Which lines hold the word "system"? Copy each of them from the material.

■ ■ ■ ■

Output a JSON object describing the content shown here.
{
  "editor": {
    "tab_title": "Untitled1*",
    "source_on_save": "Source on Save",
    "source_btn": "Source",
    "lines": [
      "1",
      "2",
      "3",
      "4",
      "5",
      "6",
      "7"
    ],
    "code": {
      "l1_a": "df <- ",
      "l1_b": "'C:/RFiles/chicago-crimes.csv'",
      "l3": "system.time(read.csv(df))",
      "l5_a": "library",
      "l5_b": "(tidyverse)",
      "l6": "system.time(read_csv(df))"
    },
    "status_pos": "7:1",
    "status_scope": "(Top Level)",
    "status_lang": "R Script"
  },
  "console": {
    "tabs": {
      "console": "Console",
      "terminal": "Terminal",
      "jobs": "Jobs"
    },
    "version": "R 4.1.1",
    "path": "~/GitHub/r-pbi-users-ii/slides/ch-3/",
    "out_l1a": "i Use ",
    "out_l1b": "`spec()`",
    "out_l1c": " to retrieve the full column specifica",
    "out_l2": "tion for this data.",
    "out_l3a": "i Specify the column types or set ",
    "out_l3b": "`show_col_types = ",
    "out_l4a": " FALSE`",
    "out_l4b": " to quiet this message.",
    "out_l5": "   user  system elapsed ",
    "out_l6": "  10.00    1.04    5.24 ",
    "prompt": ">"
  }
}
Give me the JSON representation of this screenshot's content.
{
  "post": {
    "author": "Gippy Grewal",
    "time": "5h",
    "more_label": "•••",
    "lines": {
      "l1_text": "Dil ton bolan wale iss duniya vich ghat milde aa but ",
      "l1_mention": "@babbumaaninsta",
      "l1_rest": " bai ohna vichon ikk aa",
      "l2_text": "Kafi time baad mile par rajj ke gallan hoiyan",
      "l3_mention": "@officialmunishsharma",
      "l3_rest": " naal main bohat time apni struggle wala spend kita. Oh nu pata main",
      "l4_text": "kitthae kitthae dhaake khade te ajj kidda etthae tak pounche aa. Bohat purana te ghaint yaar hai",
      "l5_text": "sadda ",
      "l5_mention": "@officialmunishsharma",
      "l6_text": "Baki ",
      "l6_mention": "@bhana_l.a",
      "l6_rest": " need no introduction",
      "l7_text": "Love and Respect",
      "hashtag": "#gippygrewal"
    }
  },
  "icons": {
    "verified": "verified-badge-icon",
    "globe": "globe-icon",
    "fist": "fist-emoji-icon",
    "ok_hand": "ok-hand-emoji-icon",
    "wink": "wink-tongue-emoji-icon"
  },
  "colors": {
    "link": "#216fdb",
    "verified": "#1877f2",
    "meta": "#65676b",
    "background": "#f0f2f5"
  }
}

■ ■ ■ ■

# [SOLUTION]
      "l3": "system.time(read.csv(df))",
      "l6": "system.time(read_csv(df))"
    "out_l5": "   user  system elapsed ",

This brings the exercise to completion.